EXERCISE DETAILS
Search the records below for "title"; copy each line that has it.

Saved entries
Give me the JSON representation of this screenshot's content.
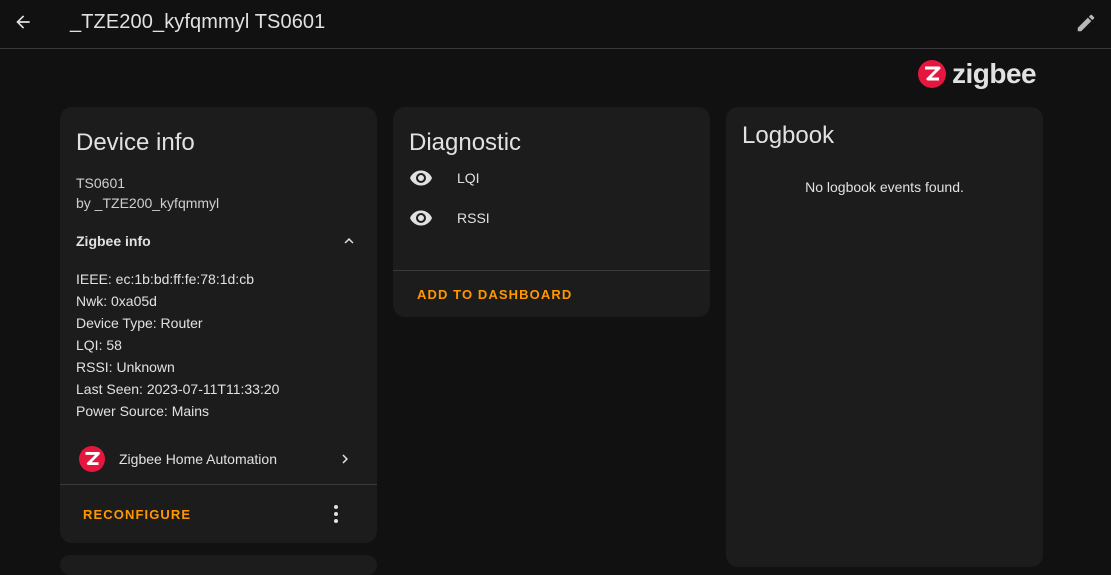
{
  "header": {
    "title": "_TZE200_kyfqmmyl TS0601"
  },
  "brand": {
    "logo_text": "zigbee",
    "accent": "#e5173f"
  },
  "device_info": {
    "title": "Device info",
    "model": "TS0601",
    "manufacturer": "by _TZE200_kyfqmmyl",
    "zigbee_info_label": "Zigbee info",
    "details": [
      "IEEE: ec:1b:bd:ff:fe:78:1d:cb",
      "Nwk: 0xa05d",
      "Device Type: Router",
      "LQI: 58",
      "RSSI: Unknown",
      "Last Seen: 2023-07-11T11:33:20",
      "Power Source: Mains"
    ],
    "integration_label": "Zigbee Home Automation",
    "reconfigure_label": "RECONFIGURE"
  },
  "diagnostic": {
    "title": "Diagnostic",
    "entities": [
      "LQI",
      "RSSI"
    ],
    "add_to_dashboard_label": "ADD TO DASHBOARD"
  },
  "logbook": {
    "title": "Logbook",
    "empty_text": "No logbook events found."
  },
  "colors": {
    "accent": "#ff9800",
    "background": "#111111",
    "card": "#1c1c1c"
  }
}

YOUR RESPONSE
    "title": "_TZE200_kyfqmmyl TS0601"
    "title": "Device info",
    "title": "Diagnostic",
    "title": "Logbook",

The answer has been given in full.